So what would happen if Rep. Santos gave it a whirl?
Now, the motion to vacate (MTV) is privileged, so it cuts the line in front of other legislative business. The Speaker might respond to Santos’ question by refusing to recognize him, but that may well fail. If ignoring a cranky member was a real option the chair could have ignored Rep. Matt Gaetz (R-FL) when he rose to vacate Speaker Kevin McCarthy.
And then the chair would need to rule on the validity of Santos’ question, and he would presumably have to rule in the affirmative. Again, if this question was legitimate for Gaetz to ask then it would be fine for Santos to do the same.
Presumably, all Republicans present if asked would against tossing out Speaker Mike Johnson (R-LA).
But what about Democrats? Would they vote with Santos to stick it to Speaker Mike Johnson, vote no to save Johnson, or vote present and let the GOP thwart Santos. Obviously, they would feel some incentive to dump Johnson, seeing as the liberal base has been decrying Johnson as an election-denier and Christian nationalist.
Indeed, having made Johnson a bogeyman, Democrats have little reason to vote against vacating the chair, since their most fervid primary voters and donors would scream. If a GOP conservative stalwart can draw a primary challenger for refusing to oust McCarthy, then a Democratic legislator can earn a primary challenge for helping Johnson survive.
That leaves the option for Democrats to stay away from the chamber or to vote present, which would keep Santos from dumping the Speaker and delaying his expulsion. But would they? Certainly, they did not choose that course of action when their bete noire Rep. Gaetz drew his long knife for McCarthy. Instead, Minority Leader Hakeem Jeffries (D-NY) decided it was advantageous to vote to dump the gentleman from California.
The prospect of George Santos temporarily shutting down the House to save his own hide is a troubling one. Thankfully, after further thought and consultation with a maven of House legislative procedure, I found peace. No, Rep. Santos can’t torch the House.

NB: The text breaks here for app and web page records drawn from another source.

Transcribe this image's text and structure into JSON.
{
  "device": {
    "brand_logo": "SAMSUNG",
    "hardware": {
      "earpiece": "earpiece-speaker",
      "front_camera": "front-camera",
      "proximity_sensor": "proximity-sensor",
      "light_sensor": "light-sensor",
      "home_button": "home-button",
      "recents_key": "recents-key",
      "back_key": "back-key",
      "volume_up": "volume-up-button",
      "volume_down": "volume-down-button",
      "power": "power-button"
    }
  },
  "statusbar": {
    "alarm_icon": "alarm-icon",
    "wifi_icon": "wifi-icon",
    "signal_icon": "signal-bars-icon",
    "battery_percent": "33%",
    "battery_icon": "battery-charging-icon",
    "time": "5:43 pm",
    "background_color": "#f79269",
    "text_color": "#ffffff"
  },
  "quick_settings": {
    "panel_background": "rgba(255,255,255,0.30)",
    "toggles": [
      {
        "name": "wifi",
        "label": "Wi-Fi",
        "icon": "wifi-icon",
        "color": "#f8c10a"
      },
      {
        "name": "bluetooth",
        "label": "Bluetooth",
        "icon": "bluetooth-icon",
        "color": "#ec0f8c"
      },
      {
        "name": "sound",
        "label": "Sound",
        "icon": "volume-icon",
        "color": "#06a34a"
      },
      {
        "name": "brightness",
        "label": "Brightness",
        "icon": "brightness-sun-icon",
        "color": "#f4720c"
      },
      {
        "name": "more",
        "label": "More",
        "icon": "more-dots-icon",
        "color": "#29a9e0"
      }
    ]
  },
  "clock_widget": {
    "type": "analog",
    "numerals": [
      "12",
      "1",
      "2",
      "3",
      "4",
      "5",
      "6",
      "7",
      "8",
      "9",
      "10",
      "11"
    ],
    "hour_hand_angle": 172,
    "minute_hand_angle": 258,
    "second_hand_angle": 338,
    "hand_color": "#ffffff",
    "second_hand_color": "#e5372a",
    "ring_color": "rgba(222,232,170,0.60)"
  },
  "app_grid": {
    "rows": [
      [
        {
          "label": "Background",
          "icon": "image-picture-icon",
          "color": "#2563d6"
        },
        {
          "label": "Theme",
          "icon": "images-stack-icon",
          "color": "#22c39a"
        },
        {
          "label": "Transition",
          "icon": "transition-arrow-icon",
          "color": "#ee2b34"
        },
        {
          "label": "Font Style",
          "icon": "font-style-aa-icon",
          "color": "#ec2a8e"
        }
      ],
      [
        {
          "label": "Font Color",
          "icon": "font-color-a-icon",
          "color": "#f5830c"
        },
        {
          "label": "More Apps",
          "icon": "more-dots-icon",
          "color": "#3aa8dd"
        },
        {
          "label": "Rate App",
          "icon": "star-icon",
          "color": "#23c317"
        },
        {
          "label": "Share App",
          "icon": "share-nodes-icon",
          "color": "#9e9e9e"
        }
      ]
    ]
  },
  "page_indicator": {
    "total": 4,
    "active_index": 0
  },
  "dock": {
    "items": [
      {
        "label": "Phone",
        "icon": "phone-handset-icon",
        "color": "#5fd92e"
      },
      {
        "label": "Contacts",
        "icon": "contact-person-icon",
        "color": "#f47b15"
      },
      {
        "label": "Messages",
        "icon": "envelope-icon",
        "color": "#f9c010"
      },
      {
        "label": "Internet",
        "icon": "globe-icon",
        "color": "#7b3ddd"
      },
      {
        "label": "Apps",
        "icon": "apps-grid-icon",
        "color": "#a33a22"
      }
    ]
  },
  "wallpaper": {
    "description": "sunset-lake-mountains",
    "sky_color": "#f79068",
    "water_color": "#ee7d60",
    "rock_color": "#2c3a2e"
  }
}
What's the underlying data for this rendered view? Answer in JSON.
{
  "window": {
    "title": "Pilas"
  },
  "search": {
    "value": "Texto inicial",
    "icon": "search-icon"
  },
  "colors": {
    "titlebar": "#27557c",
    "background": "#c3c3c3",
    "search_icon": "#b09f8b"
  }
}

Sure, he can try, but it would fail.
First, “House Rule IX states that under most circumstances, a Member must give notice of his or her intention to raise a question of the privileges of the House. Within two legislative days of giving such notice, the Member will be recognized to offer the resolution,” as the Congressional Research Service notes. Rep. Santos has made no such notification.
Second, a new privileged motion to expel Santos already has been introduced, and the Speaker may treat it as first in line.
Third, even if Santos had informed the House of his intention before the chair of Ethics Committee gave notice, the Speaker does not have to consider them chronologically.
Fourth, so long as the House GOP can get enough of their members to show up and vote to table the motion or to vote against vacating, Santos’ effort would be thwarted.
Thus, if Santos pulled this stunt he nonetheless would be voted out before action could occur on the MTV.
Which is a relief. The House and the country do not need another Speaker deposed. There is too much important work to do.
But the possibility that this scenario could have arisen should spur the House GOP to change the MTV rule. That any aggrieved GOP member — say someone retiring because he is sick of the dysfunction or a legislator who gets primaried — can bring down the House is a huge and needless vulnerability. The bar should be higher for a motion that disrupts the continuity of government.
Santos has said he would hold a press event after Thanksgiving. He will not be able to vacate the chair to stave off expulsion, but his farewell probably will be anything but demure.
Kevin R. Kosar (@kevinrkosar) is a senior fellow at the American Enterprise Institute. He is the co-editor of Congress Overwhelmed: Congressional Capacity and Prospects for Reform (University of Chicago Press, 2020). He hosts the Understanding Congress Podcast.